Provided entries =>
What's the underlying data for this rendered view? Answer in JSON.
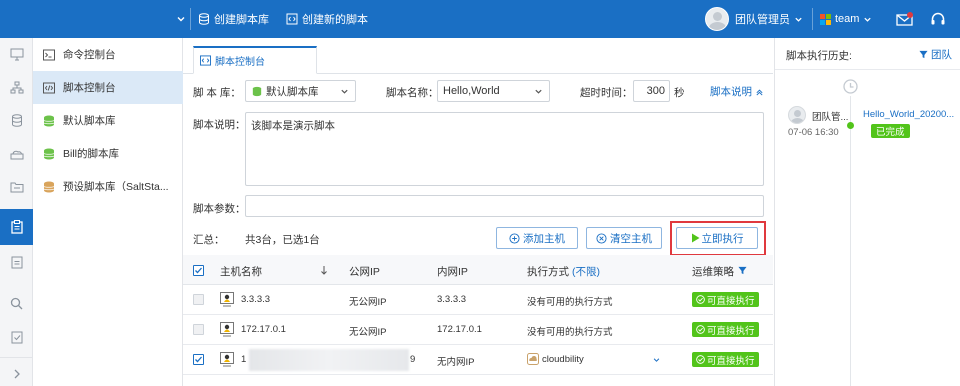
{
  "topbar": {
    "create_library": "创建脚本库",
    "create_script": "创建新的脚本",
    "user": "团队管理员",
    "team": "team"
  },
  "sidebar": {
    "items": [
      {
        "label": "命令控制台",
        "icon": "terminal-icon"
      },
      {
        "label": "脚本控制台",
        "icon": "code-icon"
      },
      {
        "label": "默认脚本库",
        "icon": "database-green-icon"
      },
      {
        "label": "Bill的脚本库",
        "icon": "database-green-icon"
      },
      {
        "label": "预设脚本库（SaltSta...",
        "icon": "database-tan-icon"
      }
    ]
  },
  "tab": {
    "label": "脚本控制台"
  },
  "form": {
    "library_label": "脚 本 库：",
    "library_value": "默认脚本库",
    "name_label": "脚本名称：",
    "name_value": "Hello,World",
    "timeout_label": "超时时间：",
    "timeout_value": "300",
    "timeout_unit": "秒",
    "desc_toggle": "脚本说明",
    "desc_label": "脚本说明：",
    "desc_value": "该脚本是演示脚本",
    "params_label": "脚本参数：",
    "params_value": ""
  },
  "summary": {
    "label": "汇总：",
    "text": "共3台，已选1台",
    "add_host": "添加主机",
    "clear_host": "清空主机",
    "run": "立即执行"
  },
  "table": {
    "headers": [
      "主机名称",
      "公网IP",
      "内网IP",
      "执行方式",
      "(不限)",
      "运维策略"
    ],
    "rows": [
      {
        "host": "3.3.3.3",
        "public_ip": "无公网IP",
        "private_ip": "3.3.3.3",
        "method": "没有可用的执行方式",
        "status": "可直接执行",
        "checked": false
      },
      {
        "host": "172.17.0.1",
        "public_ip": "无公网IP",
        "private_ip": "172.17.0.1",
        "method": "没有可用的执行方式",
        "status": "可直接执行",
        "checked": false
      },
      {
        "host": "1",
        "host_suffix": "9",
        "public_ip": "无内网IP",
        "private_ip": "",
        "method": "cloudbility",
        "status": "可直接执行",
        "checked": true
      }
    ]
  },
  "history": {
    "title": "脚本执行历史:",
    "filter": "团队",
    "entry": {
      "user": "团队管...",
      "time": "07-06 16:30",
      "script": "Hello_World_20200...",
      "status": "已完成"
    }
  },
  "colors": {
    "brand": "#1a6fc4",
    "success": "#52c41a",
    "highlight": "#e0393e"
  }
}
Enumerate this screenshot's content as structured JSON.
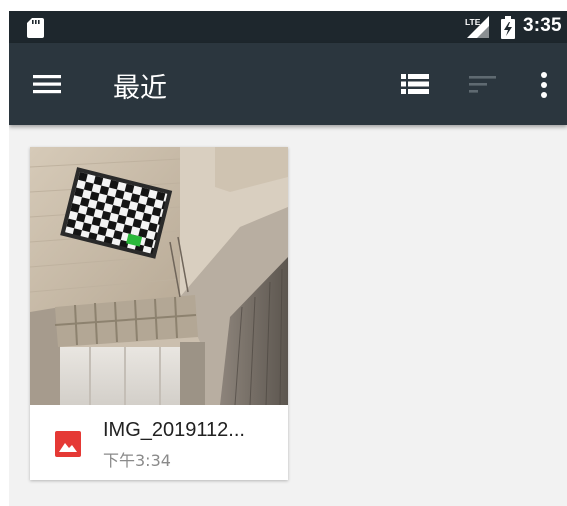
{
  "status_bar": {
    "time": "3:35",
    "network_label": "LTE",
    "icons": [
      "sd-card-icon",
      "lte-signal-icon",
      "battery-charging-icon"
    ]
  },
  "toolbar": {
    "title": "最近",
    "icons": [
      "menu-icon",
      "list-view-icon",
      "sort-icon",
      "more-options-icon"
    ]
  },
  "documents": [
    {
      "name": "IMG_2019112...",
      "time": "下午3:34",
      "type_icon": "image-file-icon",
      "type_icon_color": "#e53935"
    }
  ],
  "colors": {
    "status_bar_bg": "#1e272d",
    "toolbar_bg": "#2b363e",
    "content_bg": "#f2f2f2"
  }
}
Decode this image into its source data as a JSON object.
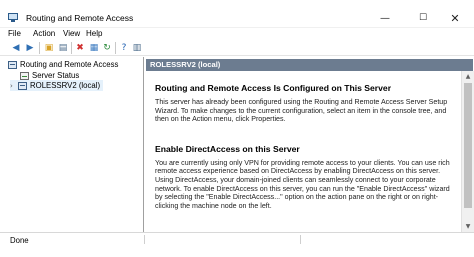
{
  "window": {
    "title": "Routing and Remote Access",
    "minimize_glyph": "—",
    "maximize_glyph": "☐",
    "close_glyph": "✕"
  },
  "menu": {
    "items": [
      "File",
      "Action",
      "View",
      "Help"
    ]
  },
  "toolbar": {
    "buttons": [
      {
        "icon": "back-arrow-icon",
        "glyph": "◀",
        "color": "#2f6fb3"
      },
      {
        "icon": "forward-arrow-icon",
        "glyph": "▶",
        "color": "#2f6fb3"
      },
      {
        "icon": "up-folder-icon",
        "glyph": "▣",
        "color": "#d9a327"
      },
      {
        "icon": "show-hide-tree-icon",
        "glyph": "▤",
        "color": "#4a6a8a"
      },
      {
        "icon": "delete-icon",
        "glyph": "✖",
        "color": "#d03030"
      },
      {
        "icon": "properties-icon",
        "glyph": "▦",
        "color": "#3a7ac0"
      },
      {
        "icon": "refresh-icon",
        "glyph": "↻",
        "color": "#2a8a3a"
      },
      {
        "icon": "export-list-icon",
        "glyph": "⇲",
        "color": "#5a5a5a"
      },
      {
        "icon": "help-icon",
        "glyph": "?",
        "color": "#1f5fb0"
      },
      {
        "icon": "console-icon",
        "glyph": "▥",
        "color": "#4a6a8a"
      }
    ]
  },
  "tree": {
    "root": "Routing and Remote Access",
    "items": [
      {
        "label": "Server Status"
      },
      {
        "label": "ROLESSRV2 (local)",
        "arrow": "›"
      }
    ]
  },
  "detail": {
    "header": "ROLESSRV2 (local)",
    "sections": [
      {
        "title": "Routing and Remote Access Is Configured on This Server",
        "text": "This server has already been configured using the Routing and Remote Access Server Setup Wizard. To make changes to the current configuration, select an item in the console tree, and then on the Action menu, click Properties."
      },
      {
        "title": "Enable DirectAccess on this Server",
        "text": "You are currently using only VPN for providing remote access to your clients. You can use rich remote access experience based on DirectAccess by enabling DirectAccess on this server. Using DirectAccess, your domain-joined clients can seamlessly connect to your corporate network. To enable DirectAccess on this server, you can run the \"Enable DirectAccess\" wizard by selecting the \"Enable DirectAccess...\" option on the action pane on the right or on right-clicking the machine node on the left."
      }
    ]
  },
  "scrollbar": {
    "up_glyph": "▲",
    "down_glyph": "▼"
  },
  "status": {
    "text": "Done"
  },
  "colors": {
    "header_bar": "#6c7c90",
    "selection": "#e5f1fb"
  }
}
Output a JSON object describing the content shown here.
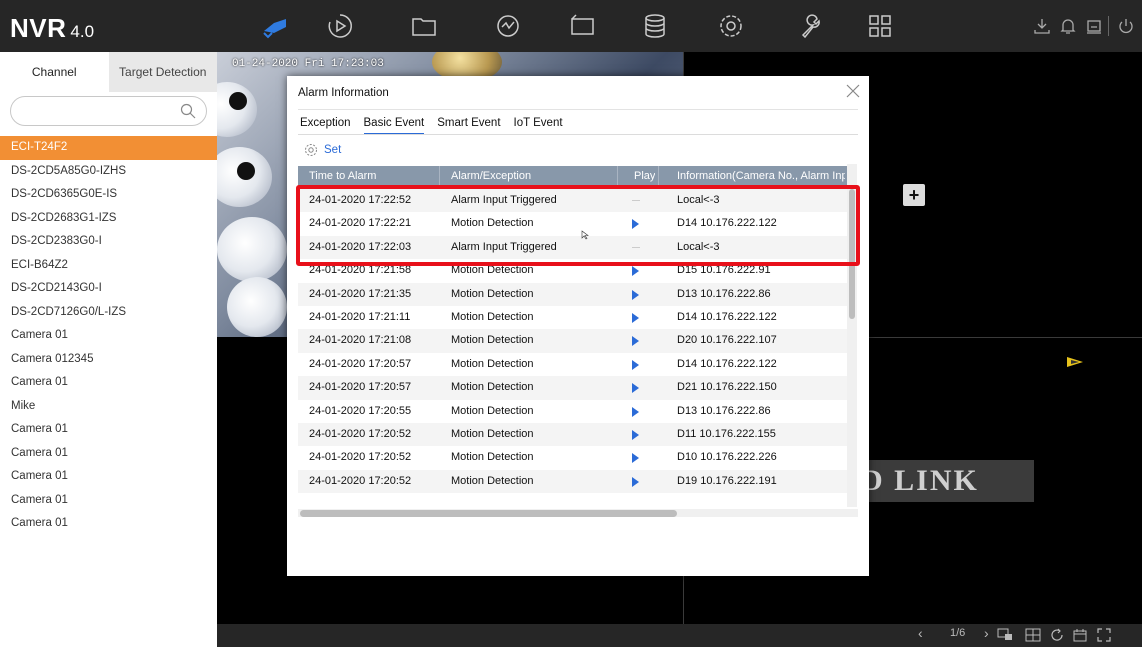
{
  "app": {
    "logo_main": "NVR",
    "logo_version": "4.0"
  },
  "topbar": {
    "icons": [
      "camera-icon",
      "playback-icon",
      "folder-icon",
      "smart-analysis-icon",
      "video-wall-icon",
      "storage-icon",
      "settings-gear-icon",
      "maintenance-wrench-icon",
      "grid-icon"
    ],
    "right_icons": [
      "download-icon",
      "bell-icon",
      "alarm-icon",
      "power-icon"
    ]
  },
  "left_panel": {
    "tabs": [
      "Channel",
      "Target Detection"
    ],
    "search_placeholder": "",
    "channels": [
      "ECI-T24F2",
      "DS-2CD5A85G0-IZHS",
      "DS-2CD6365G0E-IS",
      "DS-2CD2683G1-IZS",
      "DS-2CD2383G0-I",
      "ECI-B64Z2",
      "DS-2CD2143G0-I",
      "DS-2CD7126G0/L-IZS",
      "Camera 01",
      "Camera 012345",
      "Camera 01",
      "Mike",
      "Camera 01",
      "Camera 01",
      "Camera 01",
      "Camera 01",
      "Camera 01"
    ],
    "selected_index": 0
  },
  "video": {
    "osd_text": "01-24-2020 Fri 17:23:03",
    "watermark": "D LINK"
  },
  "bottombar": {
    "page": "1/6"
  },
  "dialog": {
    "title": "Alarm Information",
    "tabs": [
      "Exception",
      "Basic Event",
      "Smart Event",
      "IoT Event"
    ],
    "active_tab": "Basic Event",
    "set_label": "Set",
    "columns": [
      "Time to Alarm",
      "Alarm/Exception",
      "Play",
      "Information(Camera No., Alarm Input"
    ],
    "rows": [
      {
        "time": "24-01-2020 17:22:52",
        "event": "Alarm Input Triggered",
        "play": false,
        "info": "Local<-3"
      },
      {
        "time": "24-01-2020 17:22:21",
        "event": "Motion Detection",
        "play": true,
        "info": "D14  10.176.222.122"
      },
      {
        "time": "24-01-2020 17:22:03",
        "event": "Alarm Input Triggered",
        "play": false,
        "info": "Local<-3"
      },
      {
        "time": "24-01-2020 17:21:58",
        "event": "Motion Detection",
        "play": true,
        "info": "D15  10.176.222.91"
      },
      {
        "time": "24-01-2020 17:21:35",
        "event": "Motion Detection",
        "play": true,
        "info": "D13  10.176.222.86"
      },
      {
        "time": "24-01-2020 17:21:11",
        "event": "Motion Detection",
        "play": true,
        "info": "D14  10.176.222.122"
      },
      {
        "time": "24-01-2020 17:21:08",
        "event": "Motion Detection",
        "play": true,
        "info": "D20  10.176.222.107"
      },
      {
        "time": "24-01-2020 17:20:57",
        "event": "Motion Detection",
        "play": true,
        "info": "D14  10.176.222.122"
      },
      {
        "time": "24-01-2020 17:20:57",
        "event": "Motion Detection",
        "play": true,
        "info": "D21  10.176.222.150"
      },
      {
        "time": "24-01-2020 17:20:55",
        "event": "Motion Detection",
        "play": true,
        "info": "D13  10.176.222.86"
      },
      {
        "time": "24-01-2020 17:20:52",
        "event": "Motion Detection",
        "play": true,
        "info": "D11  10.176.222.155"
      },
      {
        "time": "24-01-2020 17:20:52",
        "event": "Motion Detection",
        "play": true,
        "info": "D10  10.176.222.226"
      },
      {
        "time": "24-01-2020 17:20:52",
        "event": "Motion Detection",
        "play": true,
        "info": "D19  10.176.222.191"
      }
    ],
    "highlight_color": "#e8101a",
    "accent_color": "#2b6bd7"
  }
}
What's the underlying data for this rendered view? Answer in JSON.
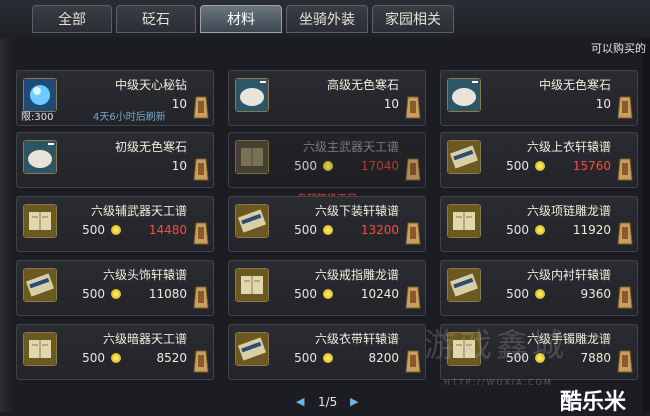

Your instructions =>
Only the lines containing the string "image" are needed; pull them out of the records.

Result of the exercise =>
      "type_icon": "image-file-icon",
Decode this image into its source data as a JSON object.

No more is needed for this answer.